Still, the Lotus Carlton was the fastest production sedan in the world, and a thumb in the eye of every German executive limo on the ooh-and-aah circuit, notably the BMW M5 and Mercedes-Benz 500E. It was an instant hero car and, not long after its launch, would become a whipping boy for the law-and-order crowd, who thought a saloon car with such towering performance specs had no business on the road.
Of course, the Lotus Carlton didn't really begin life as an economy car, but as the already kind of potent Opel Omega 3000GSi 24V. Beneath the bonnet was a worked 3.6-liter inline six with forged crank and pistons, two Garrett T25 turbochargers and an intercooler, altogether producing 377 hp and 419 lb-ft of torque. A six-speed ZF manual, with which Chevrolet Corvette ZR-1 owners were acquainted, handled the turbo six's prodigious power, as did the LSD from a V8 Holden Commodore. Struts in front, multilink at the rear, massive brakes, fat rubber and aero for days assured the Lotus Carlton could handle a corner as well as it could cover ground.
And so, when a particular group of smash-and-grab thieves were looking for the ultimate getaway car, the Lotus Carlton was at the top of their list. Or maybe they just saw the Imperial Green sedan sitting there, knew what it was, and grabbed it up on a whim.
Either way, they made their move on the night of November 26, 1993. According to The Independent, reporting at the time, a gang of ram raiders snatched a Lotus Carlton from a home in Pershore, Worcestershire. In the months that followed, they used it to rip off an estimated GBP20,000 in liquor and cigarettes throughout the West Midlands, including Bromsgrove, Redditch, Wythall, Belbroughton, Earlswood and Rubery, which are real places. According to the report, the thieves hid the car during the day, and struck after midnight. No one snitched.
Pissed-off cops were beside themselves about what to do. The thieves and their hot-rod Vauxhall were making a mockery of whatever hamstrung interceptors Johnny Law was sporting at the time. "We simply haven't been able to get near the thing and it looks unlikely that we ever will," an intelligence officer told The Independent about the Lotus. "Our urban panda cars can only go at 90mph, but we also have a policy of not getting involved in chases. If we did that, the thieves could kill themselves or someone else."

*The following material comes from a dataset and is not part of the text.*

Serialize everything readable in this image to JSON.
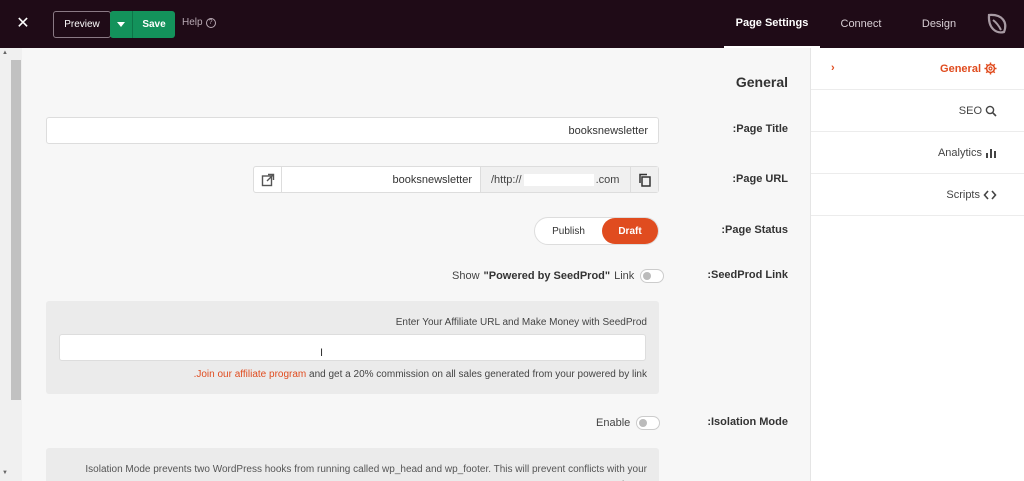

Talk radio hosts and tabloid newspapers jumped on the story of "the car that was too fast for public safety" and called for the car to be banned, or at least its top speed to be restricted. None of that ever happened.
Eventually, the number of incidents waned, and while the media hung on to the ram-raid story for dear life, the police never did catch that particular gang. For that, they can likely thank the unprecedented performance of their stolen Lotus Carlton, a car whose story resounds in British automotive lore. In one often-told urban legend, after one such ram raid, the gang outran the West Midlands Police Helicopter up the M6. That may or may not be true, but knowing the Lotus Carlton's 0-100 time of 11 seconds flat, it certainly sounds plausible.